Zeynee’s childcare element is paid with the rest of her Universal Credit the month after she pays for the childcare. She has to pay the 15% that isn’t covered by Universal Credit from her wages.

Her childminding bill in term time is £316 a month. She claims £268.60 of this from Universal Credit and pays the other £47.40 from her wages.

During school holidays, her children go to a full-time holiday club for a month. This means her childcare costs go up to £1056 for that month. Zeynee records this cost in her journal and provides receipts as usual. The childcare element in her Universal Credit payment next month will be £897.60, so she’ll need to cover £158.40 from her wages.

Using Universal Credit to pay for childcare

If you’re on Universal Credit and working (or about to start work), you might be able to claim back up to 85% of your childcare costs. 

How much you can claim

You can claim up to a maximum of £646 for 1 child, or £1,108 for 2. These rates are due to increase to £951 for 1 child and £1,630 for 2 children from 28 June 2023. The exact amount you can get will depend on how much you earn from paid work, your childcare costs each month and how many children you have. This can also change as your childcare costs change. 

Types of childcare you can claim for

You must be using a registered childcare provider (called approved childcare). You’ll need to share their childcare registration number to claim the childcare element.

Record your expenses

To get paid, you have to record your childcare expenses in your online Universal Credit account and upload invoices and receipts from your childcare provider to prove that you’ve paid.
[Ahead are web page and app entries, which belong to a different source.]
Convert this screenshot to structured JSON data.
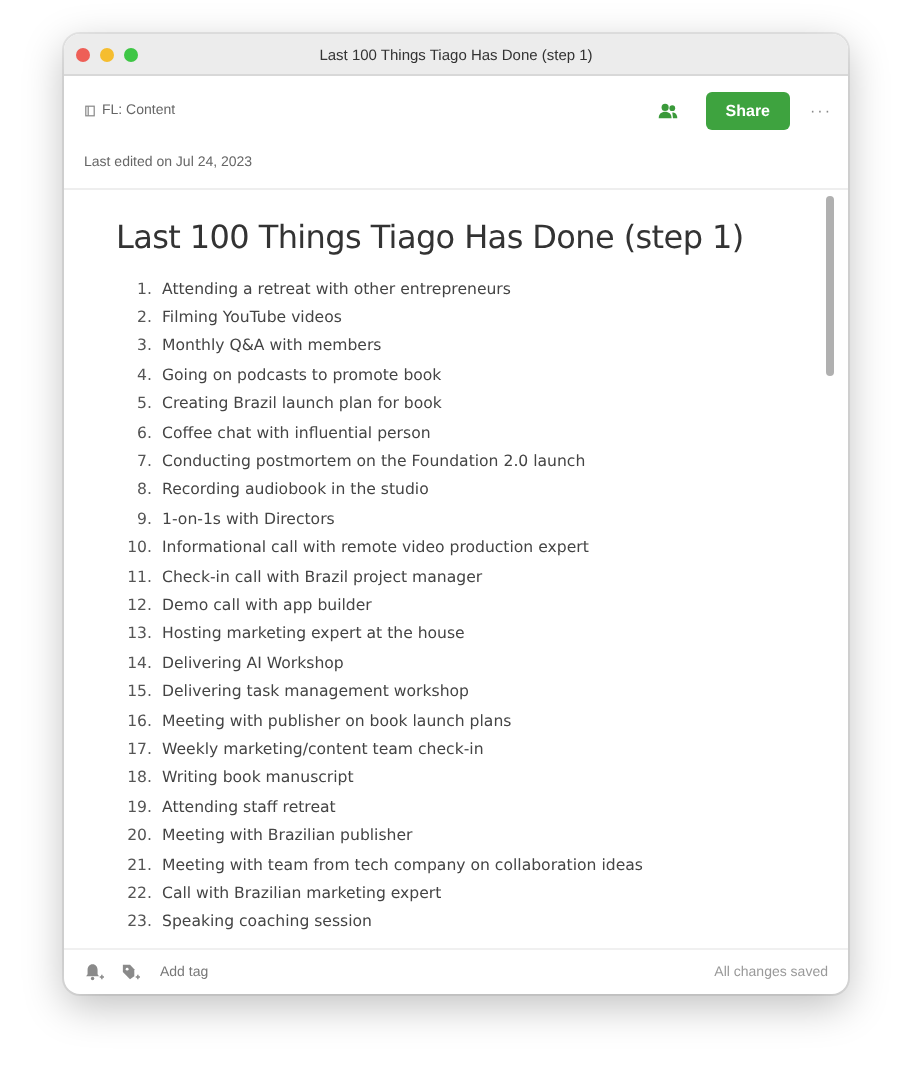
{
  "window": {
    "title": "Last 100 Things Tiago Has Done (step 1)"
  },
  "toolbar": {
    "notebook": "FL: Content",
    "share": "Share",
    "more": "···"
  },
  "last_edited": "Last edited on Jul 24, 2023",
  "note": {
    "title": "Last 100 Things Tiago Has Done (step 1)",
    "items": [
      {
        "number": "1.",
        "text": "Attending a retreat with other entrepreneurs"
      },
      {
        "number": "2.",
        "text": "Filming YouTube videos"
      },
      {
        "number": "3.",
        "text": "Monthly Q&A with members"
      },
      {
        "number": "4.",
        "text": "Going on podcasts to promote book"
      },
      {
        "number": "5.",
        "text": "Creating Brazil launch plan for book"
      },
      {
        "number": "6.",
        "text": "Coffee chat with influential person"
      },
      {
        "number": "7.",
        "text": "Conducting postmortem on the Foundation 2.0 launch"
      },
      {
        "number": "8.",
        "text": "Recording audiobook in the studio"
      },
      {
        "number": "9.",
        "text": "1-on-1s with Directors"
      },
      {
        "number": "10.",
        "text": "Informational call with remote video production expert"
      },
      {
        "number": "11.",
        "text": "Check-in call with Brazil project manager"
      },
      {
        "number": "12.",
        "text": "Demo call with app builder"
      },
      {
        "number": "13.",
        "text": "Hosting marketing expert at the house"
      },
      {
        "number": "14.",
        "text": "Delivering AI Workshop"
      },
      {
        "number": "15.",
        "text": "Delivering task management workshop"
      },
      {
        "number": "16.",
        "text": "Meeting with publisher on book launch plans"
      },
      {
        "number": "17.",
        "text": "Weekly marketing/content team check-in"
      },
      {
        "number": "18.",
        "text": "Writing book manuscript"
      },
      {
        "number": "19.",
        "text": "Attending staff retreat"
      },
      {
        "number": "20.",
        "text": "Meeting with Brazilian publisher"
      },
      {
        "number": "21.",
        "text": "Meeting with team from tech company on collaboration ideas"
      },
      {
        "number": "22.",
        "text": "Call with Brazilian marketing expert"
      },
      {
        "number": "23.",
        "text": "Speaking coaching session"
      }
    ]
  },
  "footer": {
    "add_tag": "Add tag",
    "status": "All changes saved"
  }
}
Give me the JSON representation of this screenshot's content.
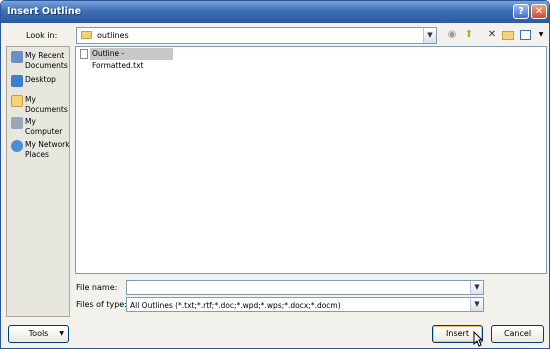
{
  "window": {
    "title": "Insert Outline"
  },
  "titlebar": {
    "help_label": "?",
    "close_label": "✕"
  },
  "lookin": {
    "label": "Look in:",
    "value": "outlines"
  },
  "places": [
    {
      "label": "My Recent Documents",
      "icon": "recent-documents-icon",
      "color": "#6d8fc6"
    },
    {
      "label": "Desktop",
      "icon": "desktop-icon",
      "color": "#3b7fd0"
    },
    {
      "label": "My Documents",
      "icon": "my-documents-icon",
      "color": "#f4d37b"
    },
    {
      "label": "My Computer",
      "icon": "my-computer-icon",
      "color": "#9aa6b8"
    },
    {
      "label": "My Network Places",
      "icon": "network-places-icon",
      "color": "#4a8fd6"
    }
  ],
  "files": [
    {
      "name": "Outline - Formatted.txt"
    }
  ],
  "filename": {
    "label": "File name:",
    "value": ""
  },
  "filetype": {
    "label": "Files of type:",
    "value": "All Outlines (*.txt;*.rtf;*.doc;*.wpd;*.wps;*.docx;*.docm)"
  },
  "buttons": {
    "tools": "Tools",
    "insert": "Insert",
    "cancel": "Cancel"
  }
}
Make sure you keep this up to date. Your work coach should tell you how to do this, or you can ask for help in your online journal. 
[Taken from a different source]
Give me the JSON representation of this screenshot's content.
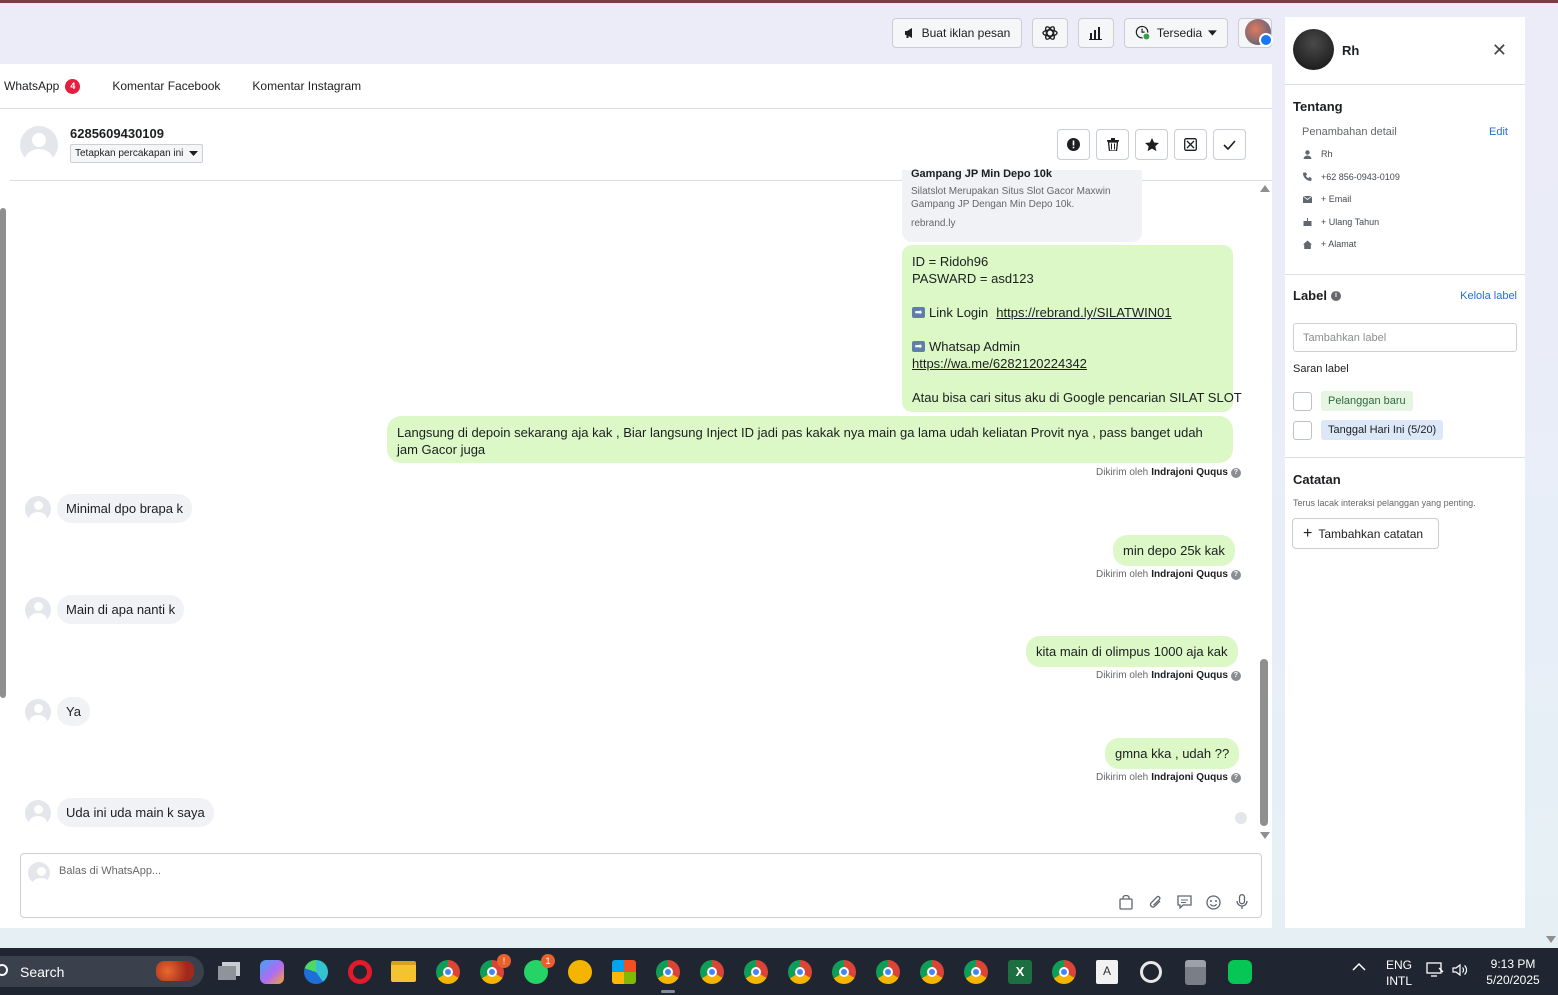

When you’ll be paid

You’ll get the payment the month after you’ve paid for the childcare and recorded your expenses. The money will be included with the rest of your Universal Credit payment.

     More on Universal Credit.
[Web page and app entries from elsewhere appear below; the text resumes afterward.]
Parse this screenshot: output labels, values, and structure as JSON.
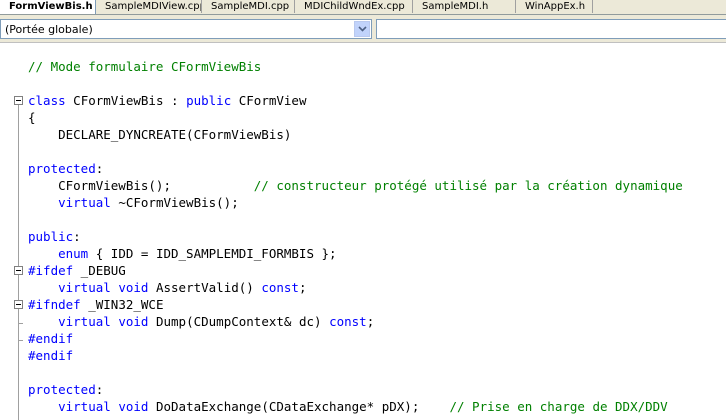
{
  "tabs": [
    {
      "label": "FormViewBis.h",
      "active": true
    },
    {
      "label": "SampleMDIView.cpp",
      "active": false
    },
    {
      "label": "SampleMDI.cpp",
      "active": false
    },
    {
      "label": "MDIChildWndEx.cpp",
      "active": false
    },
    {
      "label": "SampleMDI.h",
      "active": false
    },
    {
      "label": "WinAppEx.h",
      "active": false
    }
  ],
  "scope_bar": {
    "scope_value": "(Portée globale)",
    "member_value": ""
  },
  "code": {
    "lines": [
      {
        "row": 1,
        "segments": [
          {
            "t": "// Mode formulaire CFormViewBis",
            "c": "cm"
          }
        ]
      },
      {
        "row": 3,
        "segments": [
          {
            "t": "class",
            "c": "kw"
          },
          {
            "t": " CFormViewBis : ",
            "c": ""
          },
          {
            "t": "public",
            "c": "kw"
          },
          {
            "t": " CFormView",
            "c": ""
          }
        ]
      },
      {
        "row": 4,
        "segments": [
          {
            "t": "{",
            "c": ""
          }
        ]
      },
      {
        "row": 5,
        "segments": [
          {
            "t": "    DECLARE_DYNCREATE(CFormViewBis)",
            "c": ""
          }
        ]
      },
      {
        "row": 7,
        "segments": [
          {
            "t": "protected",
            "c": "kw"
          },
          {
            "t": ":",
            "c": ""
          }
        ]
      },
      {
        "row": 8,
        "segments": [
          {
            "t": "    CFormViewBis();           ",
            "c": ""
          },
          {
            "t": "// constructeur protégé utilisé par la création dynamique",
            "c": "cm"
          }
        ]
      },
      {
        "row": 9,
        "segments": [
          {
            "t": "    ",
            "c": ""
          },
          {
            "t": "virtual",
            "c": "kw"
          },
          {
            "t": " ~CFormViewBis();",
            "c": ""
          }
        ]
      },
      {
        "row": 11,
        "segments": [
          {
            "t": "public",
            "c": "kw"
          },
          {
            "t": ":",
            "c": ""
          }
        ]
      },
      {
        "row": 12,
        "segments": [
          {
            "t": "    ",
            "c": ""
          },
          {
            "t": "enum",
            "c": "kw"
          },
          {
            "t": " { IDD = IDD_SAMPLEMDI_FORMBIS };",
            "c": ""
          }
        ]
      },
      {
        "row": 13,
        "segments": [
          {
            "t": "#ifdef",
            "c": "kw"
          },
          {
            "t": " _DEBUG",
            "c": ""
          }
        ]
      },
      {
        "row": 14,
        "segments": [
          {
            "t": "    ",
            "c": ""
          },
          {
            "t": "virtual",
            "c": "kw"
          },
          {
            "t": " ",
            "c": ""
          },
          {
            "t": "void",
            "c": "kw"
          },
          {
            "t": " AssertValid() ",
            "c": ""
          },
          {
            "t": "const",
            "c": "kw"
          },
          {
            "t": ";",
            "c": ""
          }
        ]
      },
      {
        "row": 15,
        "segments": [
          {
            "t": "#ifndef",
            "c": "kw"
          },
          {
            "t": " _WIN32_WCE",
            "c": ""
          }
        ]
      },
      {
        "row": 16,
        "segments": [
          {
            "t": "    ",
            "c": ""
          },
          {
            "t": "virtual",
            "c": "kw"
          },
          {
            "t": " ",
            "c": ""
          },
          {
            "t": "void",
            "c": "kw"
          },
          {
            "t": " Dump(CDumpContext& dc) ",
            "c": ""
          },
          {
            "t": "const",
            "c": "kw"
          },
          {
            "t": ";",
            "c": ""
          }
        ]
      },
      {
        "row": 17,
        "segments": [
          {
            "t": "#endif",
            "c": "kw"
          }
        ]
      },
      {
        "row": 18,
        "segments": [
          {
            "t": "#endif",
            "c": "kw"
          }
        ]
      },
      {
        "row": 20,
        "segments": [
          {
            "t": "protected",
            "c": "kw"
          },
          {
            "t": ":",
            "c": ""
          }
        ]
      },
      {
        "row": 21,
        "segments": [
          {
            "t": "    ",
            "c": ""
          },
          {
            "t": "virtual",
            "c": "kw"
          },
          {
            "t": " ",
            "c": ""
          },
          {
            "t": "void",
            "c": "kw"
          },
          {
            "t": " DoDataExchange(CDataExchange* pDX);    ",
            "c": ""
          },
          {
            "t": "// Prise en charge de DDX/DDV",
            "c": "cm"
          }
        ]
      }
    ]
  },
  "colors": {
    "keyword": "#0000ff",
    "comment": "#008000",
    "text": "#000000",
    "chrome": "#ece9d8"
  }
}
Common questions about childcare

Here are some of the questions we hear most through our helpline.

My child is turning 3 this month but the nursery says she can’t start her free childcare until the next term. Is this right?

Yes, this is right. 3-year-olds can start free childcare (15 or 30 hours) at the beginning of the first term after their 3rd birthday.

I need childcare for more than 38 weeks a year. Can I spread the free hours out over the year?

Some childcare providers will allow this – you’ll need to find one who does. You’d have fewer hours a week free, but they would be spread across the year.

My child’s nursery wants me to pay for lunch and nappies. Can they do this?

Yes, they can ask you to pay for things like this or bring them in, even when you’re getting free childcare. 

If you’re paying for your childcare, you’ll need to check your agreement with the nursery to see what’s included in the fees and what isn’t.

Will I have to pay a fee up front to secure my child’s place at nursery, even if I’m only planning to use the free childcare scheme?

Childcare providers aren’t allowed to charge a registration fee if you’re just using the free 15 or 30 hours schemes. But they can charge a refundable deposit to hold your child’s place.

Where can I find a list of nearby childcare providers?

You can use this online search tool (by Coram Family and Childcare) to find childminders, nurseries and playgroups in your area.

My child has additional needs. Where can I find services for my family?

The online search tool (by Coram Family and Childcare) has this information. Once you’ve put in your postcode, you’ll be able to choose SEND (special education needs and disabilities) to see what’s available near you.

What are my options for getting childcare so that I can study?

If you’re under 20 and studying at a further education college, you can use the Care to Learn scheme. This gives you up to £160 for each child per week if you live outside London (£175 in London) to help with childcare. 

If you have a place at uni, you can apply for a childcare grant. This can give you £188.90 per week for 1 child and £323.85 per week for 2 or more – or 85% of your childcare costs if this adds up to less.

You might also want to see our pages on support for single parents who are studying – either in further education or higher education.